Climate change is often associated with increasing global temperatures but ironic as it may seem, a phenomenon caused by global warming appears to also increase the odds of colder winters in Eurasia.
Findings of a new research conducted by climate scientists from Japan suggest that the melting of the Arctic sea ice, which is attributed to the warming climate, can have an impact on the global circulation of air current which could lead to colder winters in Europe and Asia.
In the new study, which was published in journal Nature Geoscience on Oct. 26, Masato Mori, from the Atmosphere and Ocean Research Institute of the University of Tokyo in Japan, and colleagues looked at the possible association between the decline of the Arctic sea ice and the extreme weather in the Northern Hemisphere.
By running computer model simulations to determine what happens given actual sea ice measurements that were made since 2004, the researchers found that the melting of the sea ice in Barents and Kara Seas has doubled the odds of snowier and colder winters in Eurasia since 2004. The Barents-Kara Sea, located off the east-northeast of Norway and Russia, has significantly declined over the past 30 years.

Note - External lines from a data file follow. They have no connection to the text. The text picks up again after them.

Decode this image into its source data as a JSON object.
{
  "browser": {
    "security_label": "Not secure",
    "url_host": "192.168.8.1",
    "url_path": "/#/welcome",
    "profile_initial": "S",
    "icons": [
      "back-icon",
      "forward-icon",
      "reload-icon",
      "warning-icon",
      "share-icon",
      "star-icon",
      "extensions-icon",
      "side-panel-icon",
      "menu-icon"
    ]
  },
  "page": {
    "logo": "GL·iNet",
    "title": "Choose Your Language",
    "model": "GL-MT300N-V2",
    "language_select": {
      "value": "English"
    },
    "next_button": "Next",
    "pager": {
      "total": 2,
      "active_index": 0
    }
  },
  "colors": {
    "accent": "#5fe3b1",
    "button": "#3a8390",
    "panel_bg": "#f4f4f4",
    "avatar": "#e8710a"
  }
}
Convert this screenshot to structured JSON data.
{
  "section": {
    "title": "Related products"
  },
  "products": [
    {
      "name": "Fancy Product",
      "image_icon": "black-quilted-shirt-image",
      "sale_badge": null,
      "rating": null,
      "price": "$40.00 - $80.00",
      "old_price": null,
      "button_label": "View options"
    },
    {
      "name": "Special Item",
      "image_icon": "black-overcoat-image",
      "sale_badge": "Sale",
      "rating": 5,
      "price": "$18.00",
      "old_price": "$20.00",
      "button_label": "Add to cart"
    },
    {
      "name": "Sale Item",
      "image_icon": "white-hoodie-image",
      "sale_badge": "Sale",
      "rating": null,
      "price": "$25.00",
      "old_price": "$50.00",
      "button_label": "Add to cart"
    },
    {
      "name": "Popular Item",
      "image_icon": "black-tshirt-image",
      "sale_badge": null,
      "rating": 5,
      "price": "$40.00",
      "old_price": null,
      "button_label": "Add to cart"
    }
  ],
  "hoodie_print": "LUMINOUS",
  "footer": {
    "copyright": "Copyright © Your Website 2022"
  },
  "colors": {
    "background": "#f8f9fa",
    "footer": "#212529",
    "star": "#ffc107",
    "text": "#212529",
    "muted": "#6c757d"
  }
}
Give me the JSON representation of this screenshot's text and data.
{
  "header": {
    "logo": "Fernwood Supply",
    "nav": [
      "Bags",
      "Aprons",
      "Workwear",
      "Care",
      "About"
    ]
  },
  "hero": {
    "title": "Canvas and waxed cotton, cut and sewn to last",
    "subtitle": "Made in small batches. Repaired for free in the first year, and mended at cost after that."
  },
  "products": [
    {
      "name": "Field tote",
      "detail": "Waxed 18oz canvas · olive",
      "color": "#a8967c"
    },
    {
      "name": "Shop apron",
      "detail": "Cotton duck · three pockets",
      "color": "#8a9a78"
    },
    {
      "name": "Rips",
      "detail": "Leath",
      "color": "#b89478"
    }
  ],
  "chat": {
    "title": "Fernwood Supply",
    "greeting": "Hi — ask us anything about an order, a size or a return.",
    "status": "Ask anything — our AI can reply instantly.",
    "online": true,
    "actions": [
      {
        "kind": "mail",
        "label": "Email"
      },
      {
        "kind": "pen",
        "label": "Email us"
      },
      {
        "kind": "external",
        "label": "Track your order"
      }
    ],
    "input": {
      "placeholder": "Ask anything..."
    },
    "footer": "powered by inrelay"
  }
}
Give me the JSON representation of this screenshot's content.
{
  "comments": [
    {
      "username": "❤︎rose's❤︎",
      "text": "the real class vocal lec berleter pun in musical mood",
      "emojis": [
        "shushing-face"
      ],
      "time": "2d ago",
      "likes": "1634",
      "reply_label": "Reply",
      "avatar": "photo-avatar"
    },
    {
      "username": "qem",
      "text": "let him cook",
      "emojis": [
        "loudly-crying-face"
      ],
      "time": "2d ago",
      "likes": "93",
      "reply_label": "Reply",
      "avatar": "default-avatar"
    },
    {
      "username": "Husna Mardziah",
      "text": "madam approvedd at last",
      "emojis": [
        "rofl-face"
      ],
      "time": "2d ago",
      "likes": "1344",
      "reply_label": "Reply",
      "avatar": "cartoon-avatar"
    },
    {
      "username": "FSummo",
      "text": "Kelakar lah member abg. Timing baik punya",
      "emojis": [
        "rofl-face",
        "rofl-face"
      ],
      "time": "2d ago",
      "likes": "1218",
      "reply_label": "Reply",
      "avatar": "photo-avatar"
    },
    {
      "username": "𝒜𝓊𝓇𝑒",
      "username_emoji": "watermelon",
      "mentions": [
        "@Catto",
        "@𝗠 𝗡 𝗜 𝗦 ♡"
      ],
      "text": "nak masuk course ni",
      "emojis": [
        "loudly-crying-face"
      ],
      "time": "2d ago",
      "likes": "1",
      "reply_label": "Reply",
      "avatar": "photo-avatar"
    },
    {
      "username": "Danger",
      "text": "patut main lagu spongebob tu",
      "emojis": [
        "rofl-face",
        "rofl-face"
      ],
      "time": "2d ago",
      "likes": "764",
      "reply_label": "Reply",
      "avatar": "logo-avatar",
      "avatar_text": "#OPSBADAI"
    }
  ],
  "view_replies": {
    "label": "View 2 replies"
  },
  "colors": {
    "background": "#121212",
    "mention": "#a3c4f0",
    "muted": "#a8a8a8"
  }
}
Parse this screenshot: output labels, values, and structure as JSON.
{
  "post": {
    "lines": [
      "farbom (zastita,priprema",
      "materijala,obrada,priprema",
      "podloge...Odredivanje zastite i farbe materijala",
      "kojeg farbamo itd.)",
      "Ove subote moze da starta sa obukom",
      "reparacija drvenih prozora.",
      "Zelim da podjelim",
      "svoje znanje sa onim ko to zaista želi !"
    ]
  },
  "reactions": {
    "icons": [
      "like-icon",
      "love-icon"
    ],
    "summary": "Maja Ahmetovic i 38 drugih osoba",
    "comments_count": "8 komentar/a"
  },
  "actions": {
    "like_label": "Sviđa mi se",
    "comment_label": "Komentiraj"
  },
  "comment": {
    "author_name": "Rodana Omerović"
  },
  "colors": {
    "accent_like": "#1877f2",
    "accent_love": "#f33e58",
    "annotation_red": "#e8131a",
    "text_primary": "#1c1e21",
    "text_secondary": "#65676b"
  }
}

"We use a 100-member ensemble of simulations with an atmospheric general circulation model driven by observation-based sea-ice concentration anomalies to show that as a result of sea-ice reduction in the Barents-Kara Sea, the probability of severe winters has more than doubled in central Eurasia," the researchers wrote. "Sea-ice decline leads to more frequent Eurasian blocking situations, which in turn favour cold-air advection to Eurasia and hence severe winters."
Colin Summerhayes, from the Scott Polar Research Institute in the UK, said that the counterintuitive effect of climate change that caused the decline of sea ice could get people into thinking that global warming has ended but it has not. The Arctic is in fact warming fast.
Experts have also warned for a long time that global warming does not just involve the gradual increase in global temperatures. The phenomenon is also believed to be driving more frequent occurrence of extreme weather events.
"Annual average global temperatures continue to rise, but the distribution of temperature through the year is giving us more extremes," University of Cambridge professor Peter Wadhams said. "As ice continues to retreat, we can expect these weather extremes to continue to occur and maybe worsen."